      The success callback is called with the DeviceInfo object (in mobile, wearable, and TV applications) as a parameter. You can access the device information in the object attributes.

Sending GET Requests

On the client side, you can read resource attributes:

  1. Prepare a callback for reading the attributes:

    function onresponse(remoteResponse) {
        if (remoteResponse.result != 'SUCCESS') {
            console.log('the result is not SUCCESS');
    
            return;
        }
    
        var repr = remoteResponse.representation;
    
        /* You can retrieve attributes from Representation object in RemoteResponse */
        for (var key in repr.attributes) {
            console.log(key + ': ' + repr.attributes[key]);
        }
    }
    
  2. Find a remote resource.

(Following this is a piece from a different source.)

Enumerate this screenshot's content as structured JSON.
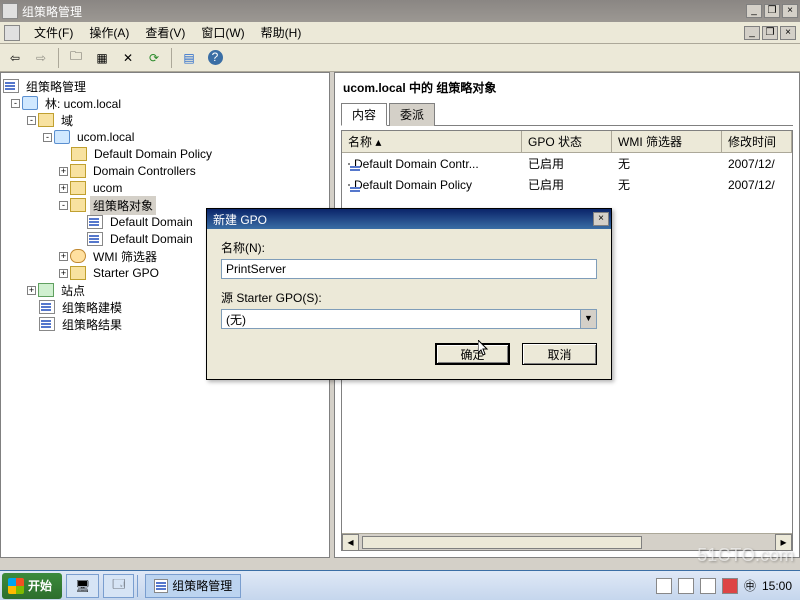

  3. Once you have a RemoteResource object, use the methodGet() method to send a request to the server. For a list of resource attributes you can request, see the API Reference (in mobile, wearable, and TV applications).

    /* filter results, query = null means no filter */
    query['filter'] = {openstate: 'open'};
    resource.methodGet(onresponse, query, onerror);
    

    As a result, the onresponse or (optional) onerror callback is called.

Sending PUT Requests

On the client side, you can modify remote resource attributes using the PUT method:

  1. Prepare a callback that is called after the PUT request:

    function onresponse(remoteResponse) {
        console.log('result is ' + remoteResponse.result);
        /* remoteResponse.result is expected to be 'RESOURCE_CHANGED' */
    }
    
  2. Find a remote resource.

  3. Once you have a RemoteResource object (in mobile, wearable, and TV applications), use the success callback to create a Representation object (in mobile, wearable, and TV applications). This object represents the changes in attributes, types, and interfaces.

    representation = new tizen.Representation(uriPath);
    representation.resourceTypes = ['core.door'];
    representation.attributes = {openstate: 'closed'};
    
  4. Call the methodPut() method on the RemoteResource object:

    /* Optional filter, query = null means no filter */
    query['filter'] = {openstate: 'open'}
    resource.methodPut(representation, onresponse, query, onerror);
    

    After a successful request, the onresponse callback is called with the result and updated resource representation. On a failure, the (optional) onerror callback is called.

Observing Resource Changes

On the client side, you can observe remote resource attribute changes with the startObserving() method, and the isAlive state with the setResourceStateChangeListener() method:

  1. Find a remote resource.

  2. Prepare a callback for state change events:

    function onchanged(isAlive) {
        if (isAlive == true) {
            console.log('Remote resource is alive');
        } else {
            console.log('Remote resource is lost');
        }
    }
    
  3. Register a listener on the RemoteResource object (in mobile, wearable, and TV applications):

    resource.setResourceStateChangeListener(onchanged);
    
  4. When the notifications are no longer needed, deregister the listener:

    resource.unsetResourceStateChangeListener();
    

You can monitor attribute changes in a remote resource similarly using the startObserving() method on the RemoteResource object.